There is a clear disconnect between the scientific imperatives as outlined by bodies like the Intergovernmental Panel on Climate Change (IPCC) and the draft’s provisions. The IPCC emphasises the need for drastic reductions in fossil fuel usage to limit global warming, but the draft’s approach is too lenient and fails to align with these recommendations. The draft’s avoidance of terms like ‘unabated’ and its failure to reference the necessary rapid actions for this decade further highlight its insufficiency in addressing the urgency of the crisis.

It is no secret that the fossil fuel industry wields immense power in shaping global energy policy. Their fingerprints are all over this draft, evident in the weakened language and focus on emissions rather than production. This underhanded influence exposes the fundamental flaw of relying on voluntary agreements from polluters themselves. Real progress demands holding them accountable through enforceable regulations and economic incentives that prioritise clean energy solutions.

The influence of major oil-producing countries like Saudi Arabia in the drafting process is a concern. Their insistence on terms that dilute the agreement’s impact, such as referring to fossil fuel emissions instead of production, creates loopholes for continued fossil fuel exploitation. The political compromises made to achieve consensus among nearly 200 countries have led to a weakened text. This is particularly evident in the reluctance to include stronger language on fossil fuel reduction due to opposition from some countries.

Inadequate focus on climate justice, funding

The draft fails to adequately address issues of climate justice. Developing countries and vulnerable nations require significant support in adapting to and mitigating the effects of climate change, but the draft lacks concrete commitments for financial and technological support. The issue of climate finance, crucial for enabling developing countries to transition to sustainable practices and adapt to climate impacts, is not sufficiently addressed in the draft.

A number of experts and political leaders have condemned the draft as insufficient. The umbrella group of countries, including Australia, the US, and the UK, demanded a stronger agreement, indicating a significant division among nations on the path forward. Civil society groups and representatives of small island states expressed strong dissatisfaction with the draft, emphasising that it does not reflect the urgency or scale of action required.

The COP28 draft agreement, in its current form, is a missed opportunity to set a decisive and ambitious path for global climate action. The agreement’s lack of binding commitments, its failure to align with scientific recommendations, the influence of oil-producing nations, inadequate addressing of climate justice and financing, and the mixed reactions from various stakeholders all contribute to its insufficiency. For a meaningful impact, the agreement needs to mandate the phase-out of fossil fuels, align with scientific imperatives, and include enforceable commitments to ensure compliance and accountability.

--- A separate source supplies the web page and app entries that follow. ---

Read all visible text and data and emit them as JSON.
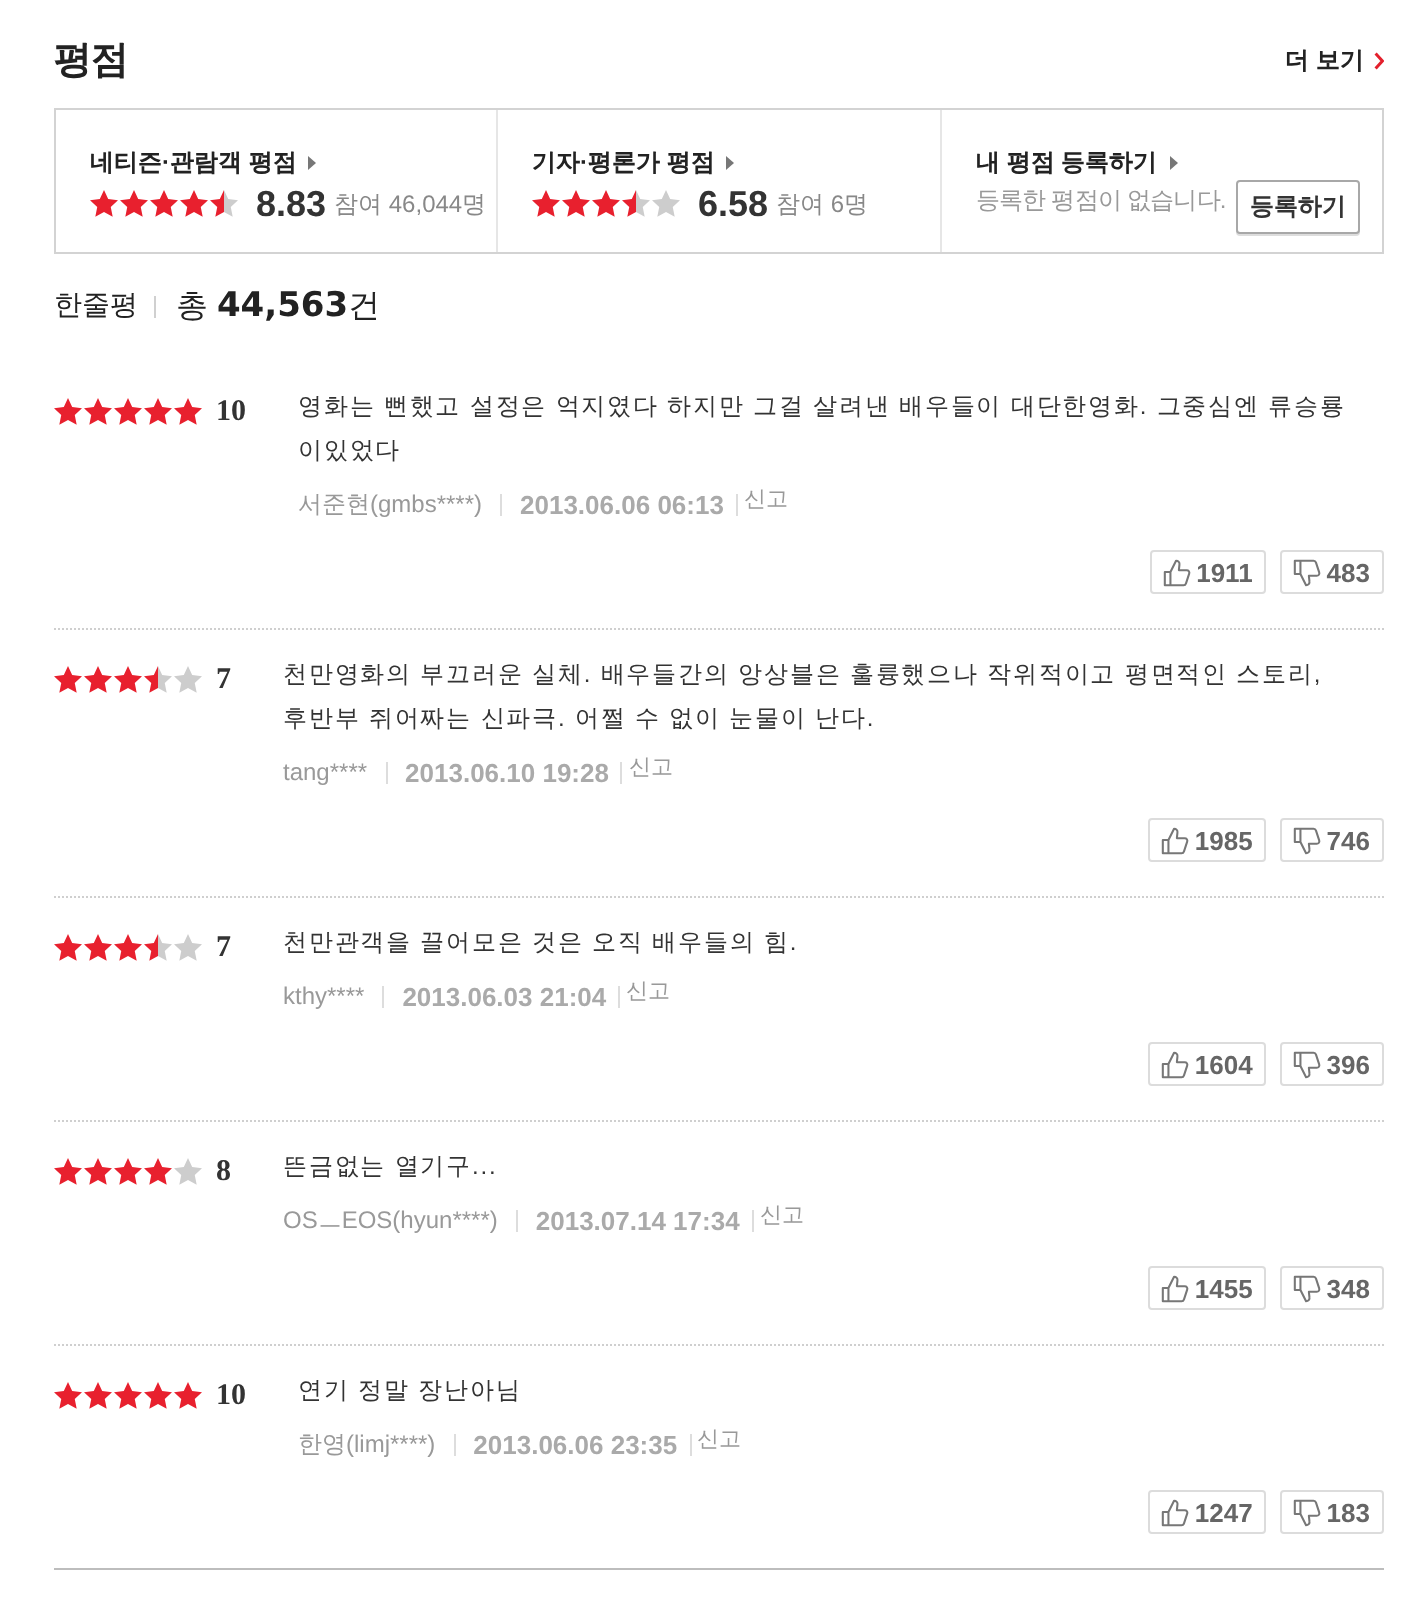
{
  "section": {
    "title": "평점",
    "more_link": "더 보기"
  },
  "summary": [
    {
      "kind": "rating",
      "title": "네티즌·관람객 평점",
      "stars": 4.5,
      "score": "8.83",
      "participants": "참여 46,044명"
    },
    {
      "kind": "rating",
      "title": "기자·평론가 평점",
      "stars": 3.5,
      "score": "6.58",
      "participants": "참여 6명"
    },
    {
      "kind": "register",
      "title": "내 평점 등록하기",
      "message": "등록한 평점이 없습니다.",
      "button": "등록하기"
    }
  ],
  "reviews_header": {
    "title": "한줄평",
    "count": "총 **44,563**건"
  },
  "reviews": [
    {
      "stars": 5,
      "score": "10",
      "text": "영화는 뻔했고 설정은 억지였다 하지만 그걸 살려낸 배우들이 대단한영화. 그중심엔 류승룡이있었다",
      "author": "서준현(gmbs****)",
      "date": "2013.06.06 06:13",
      "report": "신고",
      "likes": "1911",
      "dislikes": "483"
    },
    {
      "stars": 3.5,
      "score": "7",
      "text": "천만영화의 부끄러운 실체. 배우들간의 앙상블은 훌륭했으나 작위적이고 평면적인 스토리, 후반부 쥐어짜는 신파극. 어쩔 수 없이 눈물이 난다.",
      "author": "tang****",
      "date": "2013.06.10 19:28",
      "report": "신고",
      "likes": "1985",
      "dislikes": "746"
    },
    {
      "stars": 3.5,
      "score": "7",
      "text": "천만관객을 끌어모은 것은 오직 배우들의 힘.",
      "author": "kthy****",
      "date": "2013.06.03 21:04",
      "report": "신고",
      "likes": "1604",
      "dislikes": "396"
    },
    {
      "stars": 4,
      "score": "8",
      "text": "뜬금없는 열기구...",
      "author": "OSㅡEOS(hyun****)",
      "date": "2013.07.14 17:34",
      "report": "신고",
      "likes": "1455",
      "dislikes": "348"
    },
    {
      "stars": 5,
      "score": "10",
      "text": "연기 정말 장난아님",
      "author": "한영(limj****)",
      "date": "2013.06.06 23:35",
      "report": "신고",
      "likes": "1247",
      "dislikes": "183"
    }
  ]
}
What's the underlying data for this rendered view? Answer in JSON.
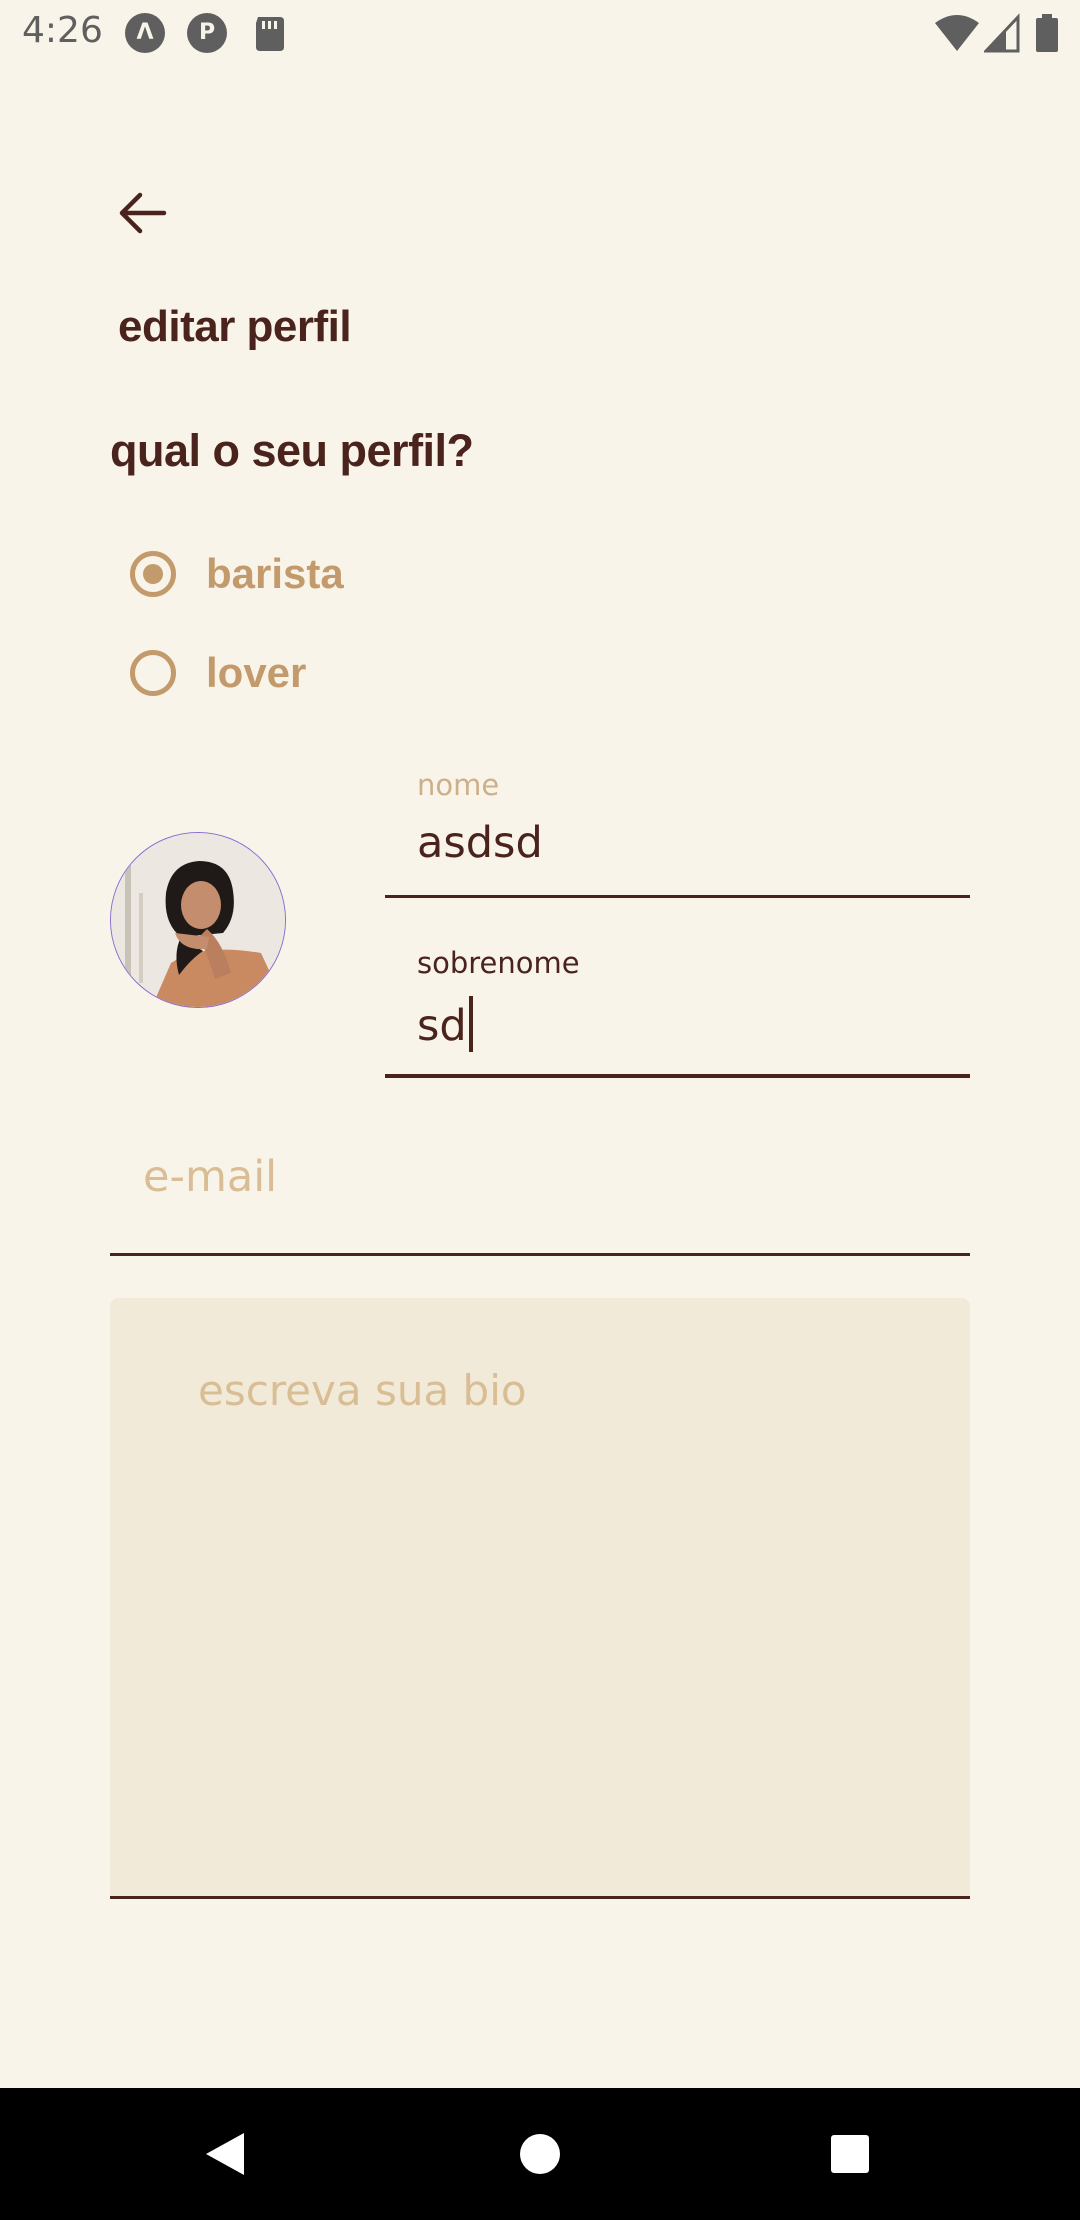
{
  "status_bar": {
    "time": "4:26",
    "icons": [
      "app-a-icon",
      "app-p-icon",
      "sd-card-icon",
      "wifi-icon",
      "cell-signal-icon",
      "battery-icon"
    ]
  },
  "header": {
    "back_icon": "arrow-left-icon",
    "title": "editar perfil"
  },
  "profile_question": "qual o seu perfil?",
  "profile_options": [
    {
      "label": "barista",
      "selected": true
    },
    {
      "label": "lover",
      "selected": false
    }
  ],
  "avatar": {
    "icon": "profile-photo"
  },
  "fields": {
    "nome": {
      "label": "nome",
      "value": "asdsd"
    },
    "sobrenome": {
      "label": "sobrenome",
      "value": "sd"
    },
    "email": {
      "placeholder": "e-mail",
      "value": ""
    }
  },
  "bio": {
    "placeholder": "escreva sua bio",
    "value": ""
  },
  "nav_bar": {
    "buttons": [
      "back-triangle-icon",
      "home-circle-icon",
      "recents-square-icon"
    ]
  },
  "colors": {
    "background": "#F9F4EA",
    "primary_dark": "#4A241C",
    "accent_tan": "#C39A6B",
    "placeholder": "#D9BE95",
    "bio_bg": "#F2EAD9"
  }
}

The draft is not just insufficient; it is a let-down for millions of people already suffering the consequences of climate inaction. The world needs a bold new vision, one that prioritises the well-being of people and planet over short-term economic interests. A future powered by renewable energy, where climate justice is not an afterthought but the cornerstone of actions. The participating nations must reject this draft and demand an agreement that reflects the true urgency and scale of the climate crisis.